> **How to complete this task**
Restate the records below exactly. Pictures are not part of the copy.

[[ Task inputs, beginning ]]

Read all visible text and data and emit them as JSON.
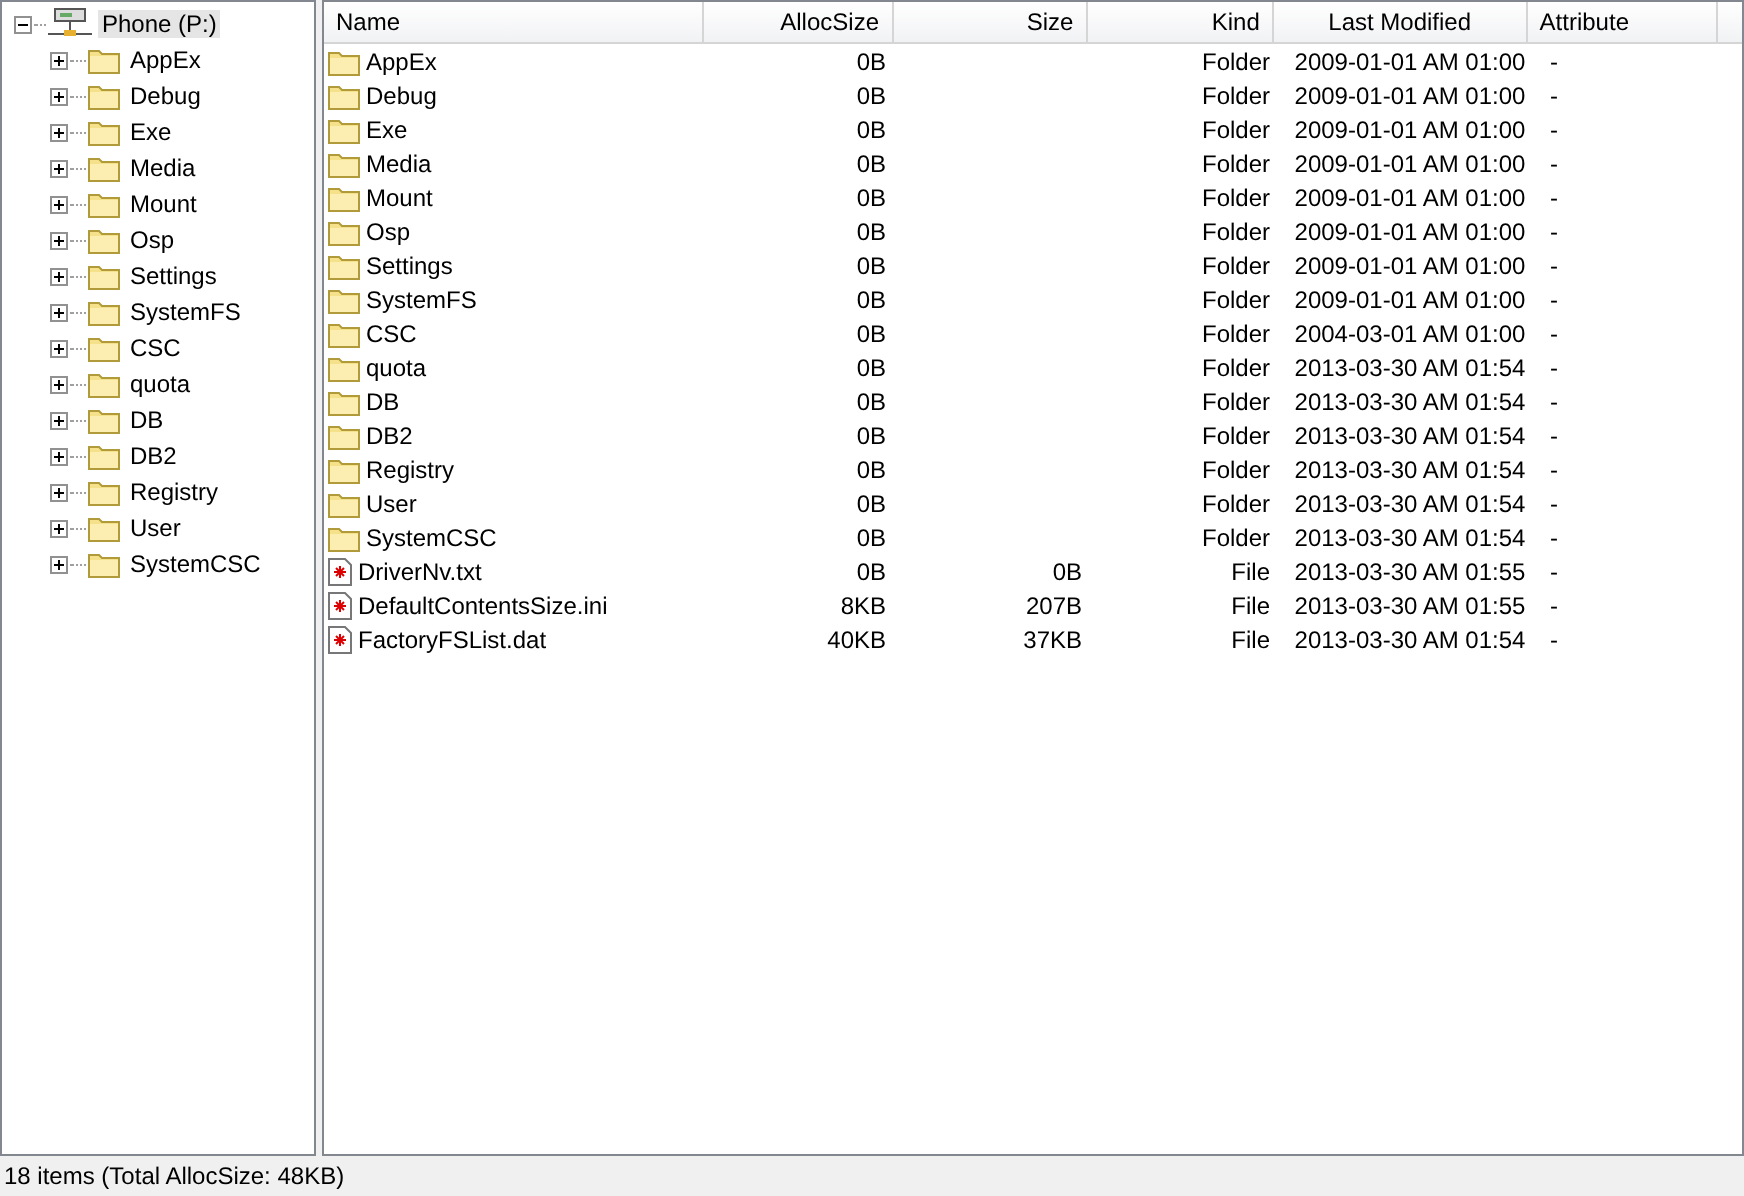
{
  "tree": {
    "root": {
      "label": "Phone (P:)",
      "expanded": true,
      "selected": true,
      "children": [
        {
          "label": "AppEx",
          "expanded": false,
          "selected": false
        },
        {
          "label": "Debug",
          "expanded": false,
          "selected": false
        },
        {
          "label": "Exe",
          "expanded": false,
          "selected": false
        },
        {
          "label": "Media",
          "expanded": false,
          "selected": false
        },
        {
          "label": "Mount",
          "expanded": false,
          "selected": false
        },
        {
          "label": "Osp",
          "expanded": false,
          "selected": false
        },
        {
          "label": "Settings",
          "expanded": false,
          "selected": false
        },
        {
          "label": "SystemFS",
          "expanded": false,
          "selected": false
        },
        {
          "label": "CSC",
          "expanded": false,
          "selected": false
        },
        {
          "label": "quota",
          "expanded": false,
          "selected": false
        },
        {
          "label": "DB",
          "expanded": false,
          "selected": false
        },
        {
          "label": "DB2",
          "expanded": false,
          "selected": false
        },
        {
          "label": "Registry",
          "expanded": false,
          "selected": false
        },
        {
          "label": "User",
          "expanded": false,
          "selected": false
        },
        {
          "label": "SystemCSC",
          "expanded": false,
          "selected": false
        }
      ]
    }
  },
  "table": {
    "columns": [
      "Name",
      "AllocSize",
      "Size",
      "Kind",
      "Last Modified",
      "Attribute"
    ],
    "rows": [
      {
        "kind": "folder",
        "name": "AppEx",
        "alloc_size": "0B",
        "kind_label": "Folder",
        "modified": "2009-01-01 AM 01:00",
        "attribute": "-"
      },
      {
        "kind": "folder",
        "name": "Debug",
        "alloc_size": "0B",
        "kind_label": "Folder",
        "modified": "2009-01-01 AM 01:00",
        "attribute": "-"
      },
      {
        "kind": "folder",
        "name": "Exe",
        "alloc_size": "0B",
        "kind_label": "Folder",
        "modified": "2009-01-01 AM 01:00",
        "attribute": "-"
      },
      {
        "kind": "folder",
        "name": "Media",
        "alloc_size": "0B",
        "kind_label": "Folder",
        "modified": "2009-01-01 AM 01:00",
        "attribute": "-"
      },
      {
        "kind": "folder",
        "name": "Mount",
        "alloc_size": "0B",
        "kind_label": "Folder",
        "modified": "2009-01-01 AM 01:00",
        "attribute": "-"
      },
      {
        "kind": "folder",
        "name": "Osp",
        "alloc_size": "0B",
        "kind_label": "Folder",
        "modified": "2009-01-01 AM 01:00",
        "attribute": "-"
      },
      {
        "kind": "folder",
        "name": "Settings",
        "alloc_size": "0B",
        "kind_label": "Folder",
        "modified": "2009-01-01 AM 01:00",
        "attribute": "-"
      },
      {
        "kind": "folder",
        "name": "SystemFS",
        "alloc_size": "0B",
        "kind_label": "Folder",
        "modified": "2009-01-01 AM 01:00",
        "attribute": "-"
      },
      {
        "kind": "folder",
        "name": "CSC",
        "alloc_size": "0B",
        "kind_label": "Folder",
        "modified": "2004-03-01 AM 01:00",
        "attribute": "-"
      },
      {
        "kind": "folder",
        "name": "quota",
        "alloc_size": "0B",
        "kind_label": "Folder",
        "modified": "2013-03-30 AM 01:54",
        "attribute": "-"
      },
      {
        "kind": "folder",
        "name": "DB",
        "alloc_size": "0B",
        "kind_label": "Folder",
        "modified": "2013-03-30 AM 01:54",
        "attribute": "-"
      },
      {
        "kind": "folder",
        "name": "DB2",
        "alloc_size": "0B",
        "kind_label": "Folder",
        "modified": "2013-03-30 AM 01:54",
        "attribute": "-"
      },
      {
        "kind": "folder",
        "name": "Registry",
        "alloc_size": "0B",
        "kind_label": "Folder",
        "modified": "2013-03-30 AM 01:54",
        "attribute": "-"
      },
      {
        "kind": "folder",
        "name": "User",
        "alloc_size": "0B",
        "kind_label": "Folder",
        "modified": "2013-03-30 AM 01:54",
        "attribute": "-"
      },
      {
        "kind": "folder",
        "name": "SystemCSC",
        "alloc_size": "0B",
        "kind_label": "Folder",
        "modified": "2013-03-30 AM 01:54",
        "attribute": "-"
      },
      {
        "kind": "file",
        "name": "DriverNv.txt",
        "alloc_size": "0B",
        "size": "0B",
        "kind_label": "File",
        "modified": "2013-03-30 AM 01:55",
        "attribute": "-"
      },
      {
        "kind": "file",
        "name": "DefaultContentsSize.ini",
        "alloc_size": "8KB",
        "size": "207B",
        "kind_label": "File",
        "modified": "2013-03-30 AM 01:55",
        "attribute": "-"
      },
      {
        "kind": "file",
        "name": "FactoryFSList.dat",
        "alloc_size": "40KB",
        "size": "37KB",
        "kind_label": "File",
        "modified": "2013-03-30 AM 01:54",
        "attribute": "-"
      }
    ]
  },
  "status_bar": "18 items (Total AllocSize: 48KB)"
}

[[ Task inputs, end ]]

> **Written response**
Read all visible text and data and emit them as JSON.
{
  "tree": {
    "root": {
      "label": "Phone (P:)",
      "expanded": true,
      "selected": true,
      "children": [
        {
          "label": "AppEx",
          "expanded": false,
          "selected": false
        },
        {
          "label": "Debug",
          "expanded": false,
          "selected": false
        },
        {
          "label": "Exe",
          "expanded": false,
          "selected": false
        },
        {
          "label": "Media",
          "expanded": false,
          "selected": false
        },
        {
          "label": "Mount",
          "expanded": false,
          "selected": false
        },
        {
          "label": "Osp",
          "expanded": false,
          "selected": false
        },
        {
          "label": "Settings",
          "expanded": false,
          "selected": false
        },
        {
          "label": "SystemFS",
          "expanded": false,
          "selected": false
        },
        {
          "label": "CSC",
          "expanded": false,
          "selected": false
        },
        {
          "label": "quota",
          "expanded": false,
          "selected": false
        },
        {
          "label": "DB",
          "expanded": false,
          "selected": false
        },
        {
          "label": "DB2",
          "expanded": false,
          "selected": false
        },
        {
          "label": "Registry",
          "expanded": false,
          "selected": false
        },
        {
          "label": "User",
          "expanded": false,
          "selected": false
        },
        {
          "label": "SystemCSC",
          "expanded": false,
          "selected": false
        }
      ]
    }
  },
  "table": {
    "columns": [
      "Name",
      "AllocSize",
      "Size",
      "Kind",
      "Last Modified",
      "Attribute"
    ],
    "rows": [
      {
        "kind": "folder",
        "name": "AppEx",
        "alloc_size": "0B",
        "kind_label": "Folder",
        "modified": "2009-01-01 AM 01:00",
        "attribute": "-"
      },
      {
        "kind": "folder",
        "name": "Debug",
        "alloc_size": "0B",
        "kind_label": "Folder",
        "modified": "2009-01-01 AM 01:00",
        "attribute": "-"
      },
      {
        "kind": "folder",
        "name": "Exe",
        "alloc_size": "0B",
        "kind_label": "Folder",
        "modified": "2009-01-01 AM 01:00",
        "attribute": "-"
      },
      {
        "kind": "folder",
        "name": "Media",
        "alloc_size": "0B",
        "kind_label": "Folder",
        "modified": "2009-01-01 AM 01:00",
        "attribute": "-"
      },
      {
        "kind": "folder",
        "name": "Mount",
        "alloc_size": "0B",
        "kind_label": "Folder",
        "modified": "2009-01-01 AM 01:00",
        "attribute": "-"
      },
      {
        "kind": "folder",
        "name": "Osp",
        "alloc_size": "0B",
        "kind_label": "Folder",
        "modified": "2009-01-01 AM 01:00",
        "attribute": "-"
      },
      {
        "kind": "folder",
        "name": "Settings",
        "alloc_size": "0B",
        "kind_label": "Folder",
        "modified": "2009-01-01 AM 01:00",
        "attribute": "-"
      },
      {
        "kind": "folder",
        "name": "SystemFS",
        "alloc_size": "0B",
        "kind_label": "Folder",
        "modified": "2009-01-01 AM 01:00",
        "attribute": "-"
      },
      {
        "kind": "folder",
        "name": "CSC",
        "alloc_size": "0B",
        "kind_label": "Folder",
        "modified": "2004-03-01 AM 01:00",
        "attribute": "-"
      },
      {
        "kind": "folder",
        "name": "quota",
        "alloc_size": "0B",
        "kind_label": "Folder",
        "modified": "2013-03-30 AM 01:54",
        "attribute": "-"
      },
      {
        "kind": "folder",
        "name": "DB",
        "alloc_size": "0B",
        "kind_label": "Folder",
        "modified": "2013-03-30 AM 01:54",
        "attribute": "-"
      },
      {
        "kind": "folder",
        "name": "DB2",
        "alloc_size": "0B",
        "kind_label": "Folder",
        "modified": "2013-03-30 AM 01:54",
        "attribute": "-"
      },
      {
        "kind": "folder",
        "name": "Registry",
        "alloc_size": "0B",
        "kind_label": "Folder",
        "modified": "2013-03-30 AM 01:54",
        "attribute": "-"
      },
      {
        "kind": "folder",
        "name": "User",
        "alloc_size": "0B",
        "kind_label": "Folder",
        "modified": "2013-03-30 AM 01:54",
        "attribute": "-"
      },
      {
        "kind": "folder",
        "name": "SystemCSC",
        "alloc_size": "0B",
        "kind_label": "Folder",
        "modified": "2013-03-30 AM 01:54",
        "attribute": "-"
      },
      {
        "kind": "file",
        "name": "DriverNv.txt",
        "alloc_size": "0B",
        "size": "0B",
        "kind_label": "File",
        "modified": "2013-03-30 AM 01:55",
        "attribute": "-"
      },
      {
        "kind": "file",
        "name": "DefaultContentsSize.ini",
        "alloc_size": "8KB",
        "size": "207B",
        "kind_label": "File",
        "modified": "2013-03-30 AM 01:55",
        "attribute": "-"
      },
      {
        "kind": "file",
        "name": "FactoryFSList.dat",
        "alloc_size": "40KB",
        "size": "37KB",
        "kind_label": "File",
        "modified": "2013-03-30 AM 01:54",
        "attribute": "-"
      }
    ]
  },
  "status_bar": "18 items (Total AllocSize: 48KB)"
}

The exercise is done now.